Dataset rows describing interfaces
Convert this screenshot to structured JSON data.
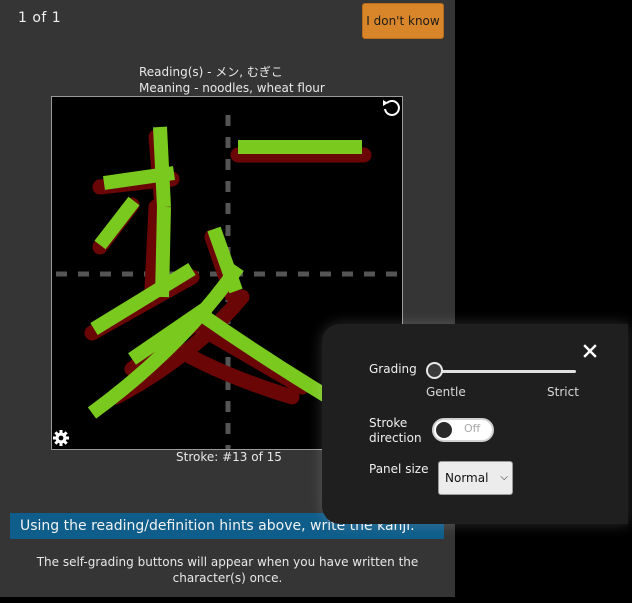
{
  "header": {
    "counter": "1 of 1",
    "dont_know_label": "I don't know"
  },
  "hints": {
    "reading": "Reading(s) - メン, むぎこ",
    "meaning": "Meaning - noodles, wheat flour"
  },
  "canvas": {
    "reset_icon": "reset-icon",
    "settings_icon": "gear-icon",
    "colors": {
      "stroke": "#7ac91e",
      "outline": "#6b0606",
      "guides": "#555555",
      "background": "#000000"
    }
  },
  "stroke_count": "Stroke: #13 of 15",
  "instruction": "Using the reading/definition hints above, write the kanji.",
  "self_grade_note": "The self-grading buttons will appear when you have written the character(s) once.",
  "settings": {
    "close_icon": "close-icon",
    "grading": {
      "label": "Grading",
      "min_label": "Gentle",
      "max_label": "Strict",
      "value": 0
    },
    "stroke_direction": {
      "label": "Stroke direction",
      "state": "Off"
    },
    "panel_size": {
      "label": "Panel size",
      "selected": "Normal"
    }
  },
  "colors": {
    "panel_bg": "#353535",
    "accent_button": "#d9862a",
    "instruction_bg": "#0f5d8a",
    "settings_bg": "#1f1f1f"
  }
}
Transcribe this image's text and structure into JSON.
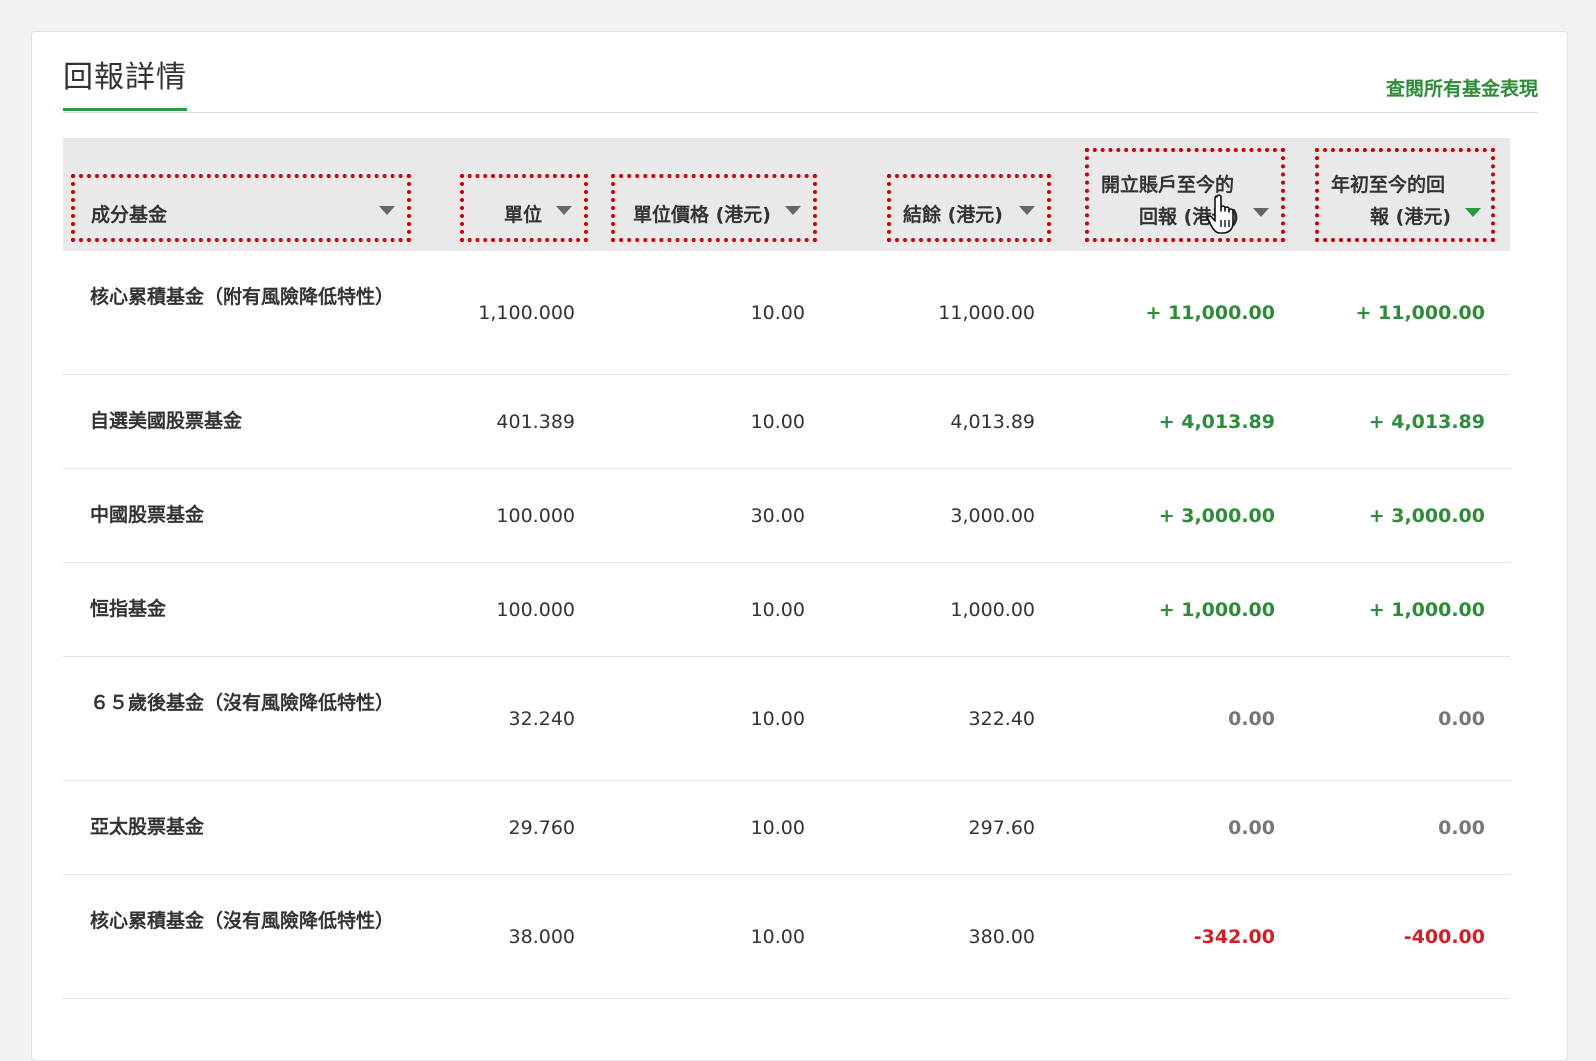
{
  "title": "回報詳情",
  "view_all_link": "查閱所有基金表現",
  "columns": [
    {
      "key": "fund",
      "label": "成分基金"
    },
    {
      "key": "units",
      "label": "單位"
    },
    {
      "key": "unit_price",
      "label": "單位價格 (港元)"
    },
    {
      "key": "balance",
      "label": "結餘 (港元)"
    },
    {
      "key": "return_since_open",
      "label_line1": "開立賬戶至今的",
      "label_line2": "回報 (港元)"
    },
    {
      "key": "return_ytd",
      "label_line1": "年初至今的回",
      "label_line2": "報 (港元)",
      "sorted": true
    }
  ],
  "rows": [
    {
      "fund": "核心累積基金（附有風險降低特性）",
      "units": "1,100.000",
      "unit_price": "10.00",
      "balance": "11,000.00",
      "return_since_open": "+ 11,000.00",
      "return_ytd": "+ 11,000.00",
      "status": "pos"
    },
    {
      "fund": "自選美國股票基金",
      "units": "401.389",
      "unit_price": "10.00",
      "balance": "4,013.89",
      "return_since_open": "+ 4,013.89",
      "return_ytd": "+ 4,013.89",
      "status": "pos"
    },
    {
      "fund": "中國股票基金",
      "units": "100.000",
      "unit_price": "30.00",
      "balance": "3,000.00",
      "return_since_open": "+ 3,000.00",
      "return_ytd": "+ 3,000.00",
      "status": "pos"
    },
    {
      "fund": "恒指基金",
      "units": "100.000",
      "unit_price": "10.00",
      "balance": "1,000.00",
      "return_since_open": "+ 1,000.00",
      "return_ytd": "+ 1,000.00",
      "status": "pos"
    },
    {
      "fund": "６５歲後基金（沒有風險降低特性）",
      "units": "32.240",
      "unit_price": "10.00",
      "balance": "322.40",
      "return_since_open": "0.00",
      "return_ytd": "0.00",
      "status": "zero"
    },
    {
      "fund": "亞太股票基金",
      "units": "29.760",
      "unit_price": "10.00",
      "balance": "297.60",
      "return_since_open": "0.00",
      "return_ytd": "0.00",
      "status": "zero"
    },
    {
      "fund": "核心累積基金（沒有風險降低特性）",
      "units": "38.000",
      "unit_price": "10.00",
      "balance": "380.00",
      "return_since_open": "-342.00",
      "return_ytd": "-400.00",
      "status": "neg"
    }
  ],
  "colors": {
    "positive": "#2e8b3a",
    "negative": "#d0202a",
    "accent": "#2e9a3e",
    "highlight": "#cc0000"
  }
}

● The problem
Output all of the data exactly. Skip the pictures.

● Response
Convert this screenshot to structured JSON data.
{
  "header": {
    "counter": "1 of 1",
    "dont_know_label": "I don't know"
  },
  "hints": {
    "reading": "Reading(s) - メン, むぎこ",
    "meaning": "Meaning - noodles, wheat flour"
  },
  "canvas": {
    "reset_icon": "reset-icon",
    "settings_icon": "gear-icon",
    "colors": {
      "stroke": "#7ac91e",
      "outline": "#6b0606",
      "guides": "#555555",
      "background": "#000000"
    }
  },
  "stroke_count": "Stroke: #13 of 15",
  "instruction": "Using the reading/definition hints above, write the kanji.",
  "self_grade_note": "The self-grading buttons will appear when you have written the character(s) once.",
  "settings": {
    "close_icon": "close-icon",
    "grading": {
      "label": "Grading",
      "min_label": "Gentle",
      "max_label": "Strict",
      "value": 0
    },
    "stroke_direction": {
      "label": "Stroke direction",
      "state": "Off"
    },
    "panel_size": {
      "label": "Panel size",
      "selected": "Normal"
    }
  },
  "colors": {
    "panel_bg": "#353535",
    "accent_button": "#d9862a",
    "instruction_bg": "#0f5d8a",
    "settings_bg": "#1f1f1f"
  }
}
Transcribe this image's text and structure into JSON.
{
  "title": "回報詳情",
  "view_all_link": "查閱所有基金表現",
  "columns": [
    {
      "key": "fund",
      "label": "成分基金"
    },
    {
      "key": "units",
      "label": "單位"
    },
    {
      "key": "unit_price",
      "label": "單位價格 (港元)"
    },
    {
      "key": "balance",
      "label": "結餘 (港元)"
    },
    {
      "key": "return_since_open",
      "label_line1": "開立賬戶至今的",
      "label_line2": "回報 (港元)"
    },
    {
      "key": "return_ytd",
      "label_line1": "年初至今的回",
      "label_line2": "報 (港元)",
      "sorted": true
    }
  ],
  "rows": [
    {
      "fund": "核心累積基金（附有風險降低特性）",
      "units": "1,100.000",
      "unit_price": "10.00",
      "balance": "11,000.00",
      "return_since_open": "+ 11,000.00",
      "return_ytd": "+ 11,000.00",
      "status": "pos"
    },
    {
      "fund": "自選美國股票基金",
      "units": "401.389",
      "unit_price": "10.00",
      "balance": "4,013.89",
      "return_since_open": "+ 4,013.89",
      "return_ytd": "+ 4,013.89",
      "status": "pos"
    },
    {
      "fund": "中國股票基金",
      "units": "100.000",
      "unit_price": "30.00",
      "balance": "3,000.00",
      "return_since_open": "+ 3,000.00",
      "return_ytd": "+ 3,000.00",
      "status": "pos"
    },
    {
      "fund": "恒指基金",
      "units": "100.000",
      "unit_price": "10.00",
      "balance": "1,000.00",
      "return_since_open": "+ 1,000.00",
      "return_ytd": "+ 1,000.00",
      "status": "pos"
    },
    {
      "fund": "６５歲後基金（沒有風險降低特性）",
      "units": "32.240",
      "unit_price": "10.00",
      "balance": "322.40",
      "return_since_open": "0.00",
      "return_ytd": "0.00",
      "status": "zero"
    },
    {
      "fund": "亞太股票基金",
      "units": "29.760",
      "unit_price": "10.00",
      "balance": "297.60",
      "return_since_open": "0.00",
      "return_ytd": "0.00",
      "status": "zero"
    },
    {
      "fund": "核心累積基金（沒有風險降低特性）",
      "units": "38.000",
      "unit_price": "10.00",
      "balance": "380.00",
      "return_since_open": "-342.00",
      "return_ytd": "-400.00",
      "status": "neg"
    }
  ],
  "colors": {
    "positive": "#2e8b3a",
    "negative": "#d0202a",
    "accent": "#2e9a3e",
    "highlight": "#cc0000"
  }
}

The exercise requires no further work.